To solve this problem, we introduce the main tool used in defining table relationships: the ForeignKey. The ForeignKey is an argument accepted by the Column object, which indicates that the value of this column must be constrained to an existing value in another table. In essence, if we intend for our two tables to be related, we ought to be sure that our user_id reference doesn’t refer to a record that doesn’t exist.

user_id = db.Column(db.Integer, ForeignKey('user.id'))

If we now tried to create a row in the user_blog_post table using a user_id that does not exist as an id value in the user table (eg. 55), we get an error and the row is not created:

psycopg2.errors.ForeignKeyViolation: insert or update on table "user_blog_post" violates foreign key constraint "user_blog_post_user_id_fkey"
DETAIL:  Key (user_id)=(55) is not present in table "user".

The existence of a ForeignKey in a table implies a many-to-one relationship between itself and its parent table. Put another way, if we choose to place the constrained user_id value in the user_blog_post class such that there must exist a matching id column in the user class, there can be multiple blog posts for each user, but only one user for each blog post.

This brings us to a second useful tool in SQLAlchemy for table relationships: the db.relationship() method. It is important to understand that this method is not truly necessary for defining table relationships. In fact, as we mentioned above, the only truly necessary item for a table relationship is the column that links two tables (ie. user_id).

Rather, the db.relationship() method leverages the implicit many-to-one relationship created by a ForeignKey column and exposes this linkage between the two tables to the mapped python classes:

blog_posts = db.relationship("user_blog_post", backref='user')

By placing this line within the user class, SQLAlchemy ORM establishes user.blog_posts and user_blog_posts.user attributes that can be accessed in our python environment.
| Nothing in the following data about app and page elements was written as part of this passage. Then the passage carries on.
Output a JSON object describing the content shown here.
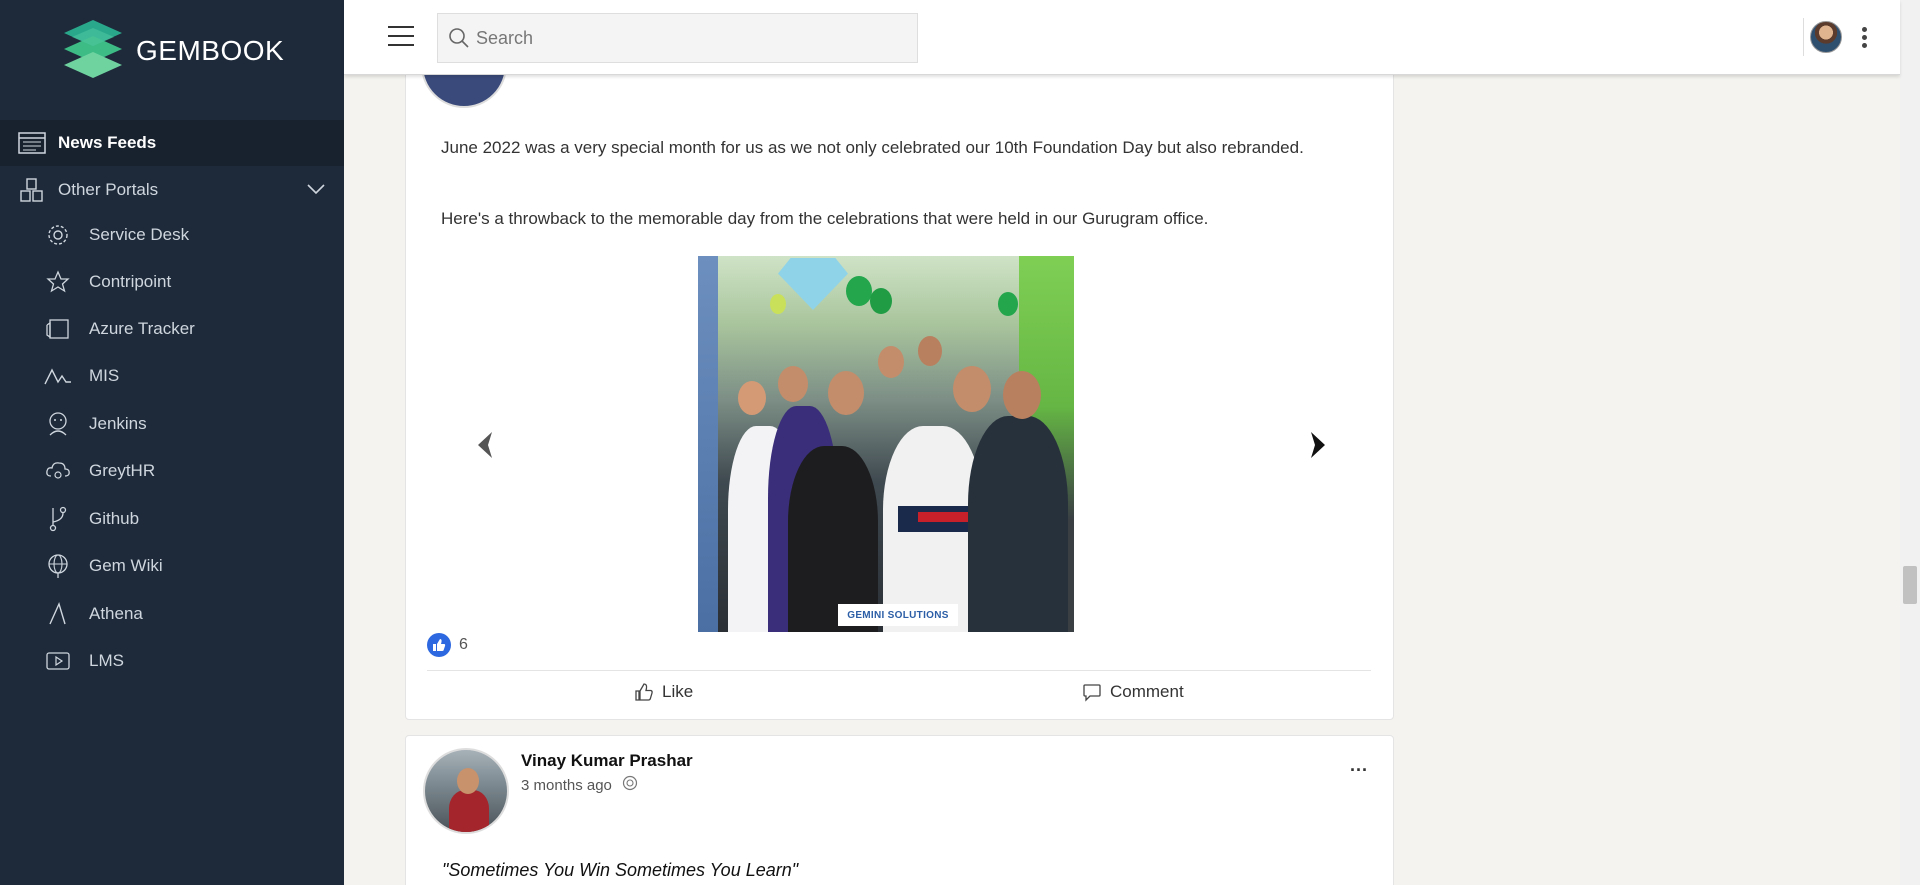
{
  "app": {
    "brand": "GEMBOOK"
  },
  "sidebar": {
    "news_feeds": "News Feeds",
    "other_portals": "Other Portals",
    "items": [
      {
        "label": "Service Desk",
        "icon": "gear-icon"
      },
      {
        "label": "Contripoint",
        "icon": "star-icon"
      },
      {
        "label": "Azure Tracker",
        "icon": "tracker-icon"
      },
      {
        "label": "MIS",
        "icon": "mis-icon"
      },
      {
        "label": "Jenkins",
        "icon": "jenkins-icon"
      },
      {
        "label": "GreytHR",
        "icon": "cloud-icon"
      },
      {
        "label": "Github",
        "icon": "branch-icon"
      },
      {
        "label": "Gem Wiki",
        "icon": "globe-icon"
      },
      {
        "label": "Athena",
        "icon": "triangle-icon"
      },
      {
        "label": "LMS",
        "icon": "video-icon"
      }
    ]
  },
  "header": {
    "search_placeholder": "Search"
  },
  "post1": {
    "text1": "June 2022 was a very special month for us as we not only celebrated our 10th Foundation Day but also rebranded.",
    "text2": "Here's a throwback to the memorable day from the celebrations that were held in our Gurugram office.",
    "image_caption": "GEMINI SOLUTIONS",
    "like_count": "6",
    "like_label": "Like",
    "comment_label": "Comment"
  },
  "post2": {
    "author": "Vinay Kumar Prashar",
    "time": "3 months ago",
    "menu": "...",
    "quote": "\"Sometimes You Win Sometimes You Learn\""
  },
  "colors": {
    "sidebar_bg": "#1e2a3a",
    "sidebar_active_bg": "#18222f",
    "like_badge": "#2d68e0",
    "logo_green": "#3ab783"
  }
}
What’s more, our python environment understands the many-to-one relationship:

newBlogPost = user_blog_post(title='first', body='first post body', user_id=1)
print(newBlogPost.user)
 None
newUser = user(username='Moshe', email='moshe@4degrees.ai')
print(newUser.blog_posts)
 [ ]
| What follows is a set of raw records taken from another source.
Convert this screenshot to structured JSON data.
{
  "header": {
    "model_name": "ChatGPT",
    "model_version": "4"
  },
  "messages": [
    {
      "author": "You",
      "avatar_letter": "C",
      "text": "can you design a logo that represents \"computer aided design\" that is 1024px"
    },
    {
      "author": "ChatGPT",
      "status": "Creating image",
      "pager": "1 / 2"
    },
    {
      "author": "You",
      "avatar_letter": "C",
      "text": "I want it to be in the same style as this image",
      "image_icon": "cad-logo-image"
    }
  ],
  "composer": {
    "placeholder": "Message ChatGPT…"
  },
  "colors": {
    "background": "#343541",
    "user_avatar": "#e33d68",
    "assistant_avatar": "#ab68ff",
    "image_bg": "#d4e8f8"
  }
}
Note, that the user table does not actually have a blog_post column and the user_blog_post table does not actually have a user column. This is clear in the SQLAlchemy code below and the SQL that it outputs:

newUser = user(username='Moshe', email='moshe@4degrees.ai')
newUser.blog_posts = [
    user_blog_post(title='first', body='first post body'),
    user_blog_post(title='second', body='second post body')
]
db.session.add(newUser)
db.session.commit()
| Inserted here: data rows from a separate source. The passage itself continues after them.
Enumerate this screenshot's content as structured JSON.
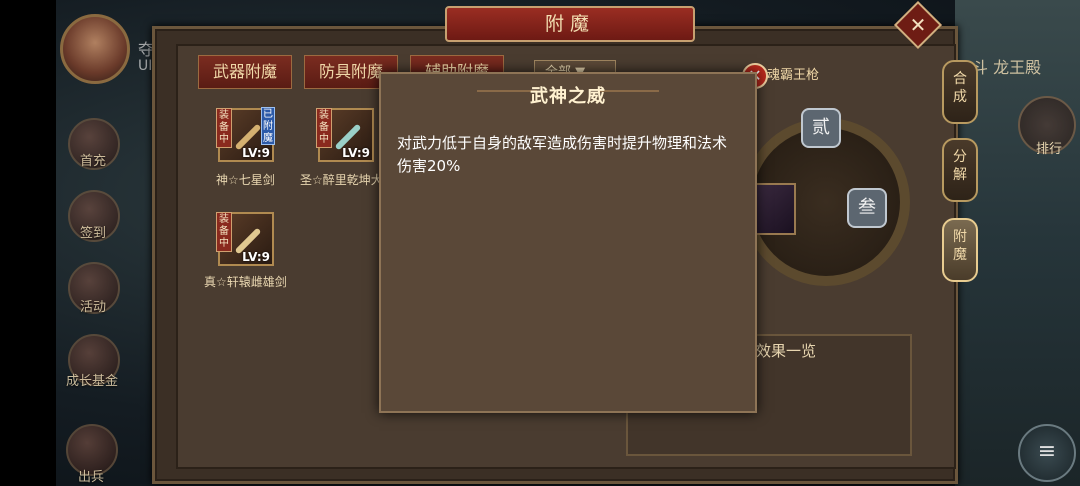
{
  "header": {
    "title": "附魔",
    "close_icon": "close-icon"
  },
  "player": {
    "name_partial": "夺义",
    "uid_label": "UID"
  },
  "left_menu": [
    {
      "label": "首充"
    },
    {
      "label": "签到"
    },
    {
      "label": "活动"
    },
    {
      "label": "成长基金"
    },
    {
      "label": "出兵"
    }
  ],
  "tabs": [
    {
      "label": "武器附魔"
    },
    {
      "label": "防具附魔"
    },
    {
      "label": "辅助附魔"
    }
  ],
  "filter": {
    "value": "全部"
  },
  "items": [
    {
      "name": "神☆七星剑",
      "level": "LV:9",
      "equipped_tag": "装备中",
      "enchanted_tag": "已附魔"
    },
    {
      "name": "圣☆醉里乾坤大",
      "level": "LV:9",
      "equipped_tag": "装备中",
      "enchanted_tag": ""
    },
    {
      "name": "真☆轩辕雌雄剑",
      "level": "LV:9",
      "equipped_tag": "装备中",
      "enchanted_tag": ""
    }
  ],
  "selected": {
    "name": "魂霸王枪",
    "slot_2": "贰",
    "slot_3": "叁"
  },
  "effects_panel": {
    "title": "效果一览"
  },
  "right_tabs": [
    {
      "label": "合\n成"
    },
    {
      "label": "分\n解"
    },
    {
      "label": "附\n魔"
    }
  ],
  "right_game": {
    "rank_label": "排行",
    "location": "斗 龙王殿",
    "menu_icon": "menu-icon"
  },
  "tooltip": {
    "title": "武神之威",
    "body": "对武力低于自身的敌军造成伤害时提升物理和法术伤害20%"
  }
}
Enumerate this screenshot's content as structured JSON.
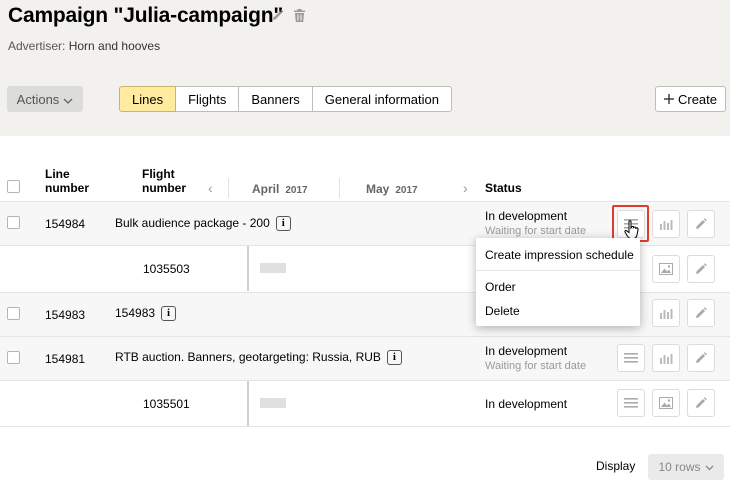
{
  "header": {
    "title": "Campaign \"Julia-campaign\"",
    "advertiser_label": "Advertiser:",
    "advertiser_name": "Horn and hooves",
    "actions_label": "Actions",
    "tabs": [
      {
        "label": "Lines",
        "active": true
      },
      {
        "label": "Flights",
        "active": false
      },
      {
        "label": "Banners",
        "active": false
      },
      {
        "label": "General information",
        "active": false
      }
    ],
    "create_label": "Create"
  },
  "table": {
    "col_line": "Line\nnumber",
    "col_line_1": "Line",
    "col_line_2": "number",
    "col_flight_1": "Flight",
    "col_flight_2": "number",
    "month1": "April",
    "month1_year": "2017",
    "month2": "May",
    "month2_year": "2017",
    "col_status": "Status",
    "rows": [
      {
        "line": "154984",
        "name": "Bulk audience package - 200",
        "status": "In development",
        "status_sub": "Waiting for start date"
      },
      {
        "flight": "1035503"
      },
      {
        "line": "154983",
        "name": "154983"
      },
      {
        "line": "154981",
        "name": "RTB auction. Banners, geotargeting: Russia, RUB",
        "status": "In development",
        "status_sub": "Waiting for start date"
      },
      {
        "flight": "1035501",
        "status": "In development"
      }
    ]
  },
  "menu": {
    "items": [
      "Create impression schedule",
      "Order",
      "Delete"
    ]
  },
  "footer": {
    "display_label": "Display",
    "rows_select": "10 rows"
  },
  "colors": {
    "accent_tab": "#ffeba0",
    "highlight": "#e03b2f",
    "header_bg": "#f2f1ee"
  },
  "icons": [
    "pencil-icon",
    "trash-icon",
    "chevron-down-icon",
    "plus-icon",
    "info-icon",
    "list-icon",
    "bar-chart-icon",
    "image-icon",
    "cursor-hand-icon"
  ]
}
SQL
INSERT INTO user (username, email) VALUES (?, ?)
('Moshe', 'moshe@4degrees.ai')
INSERT INTO user_blog_post (title, body, user_id) VALUES (?, ?, ?)
('first', 'first post body', 1)
INSERT INTO user_blog_post (title, body, user_id) VALUES (?, ?, ?)
('second', 'second post body', 1)

Querying Table Relationships

Now that we have an understanding of how to define new table relationships, let’s quickly dive into an exercise that will demonstrate how to query across multiple related tables. Suppose we want to email all users who have written a blog post which contain the words “machine learning” in the body of their blog posts. We will then send them all an invitation to an upcoming machine learning conference. How do we get this list?

The data we need is email in the user table, but the data we need to filter by is body in the user_blog_post table. In order to accomplish this we can use the Query.join() method:

theEmails = user.query.with_entities(user.email).join(user_blog_post).\
    filter(user_blog_post.body.like('%machine learning%')).all()

Interestingly, SQLAlchemy ORM implicitly knows how to join the user and user_blog_post tables, because there is only one ForeignKey between them. In a more complicated situation, that would not be the case and we would explicitly describe the ForeignKey relationship:

theEmails = user.query.with_entities(user.email).join(user_blog_post, user.id == user_blog_post.user_id).filter(user_blog_post.body.like('%machine learning%')).all()

4Degrees

We combine the ability to search your team's network easily and intuitively with automated data entry and intelligent alerts so you never miss the chance to move a relationship or deal forward.

Discussion

markdown guide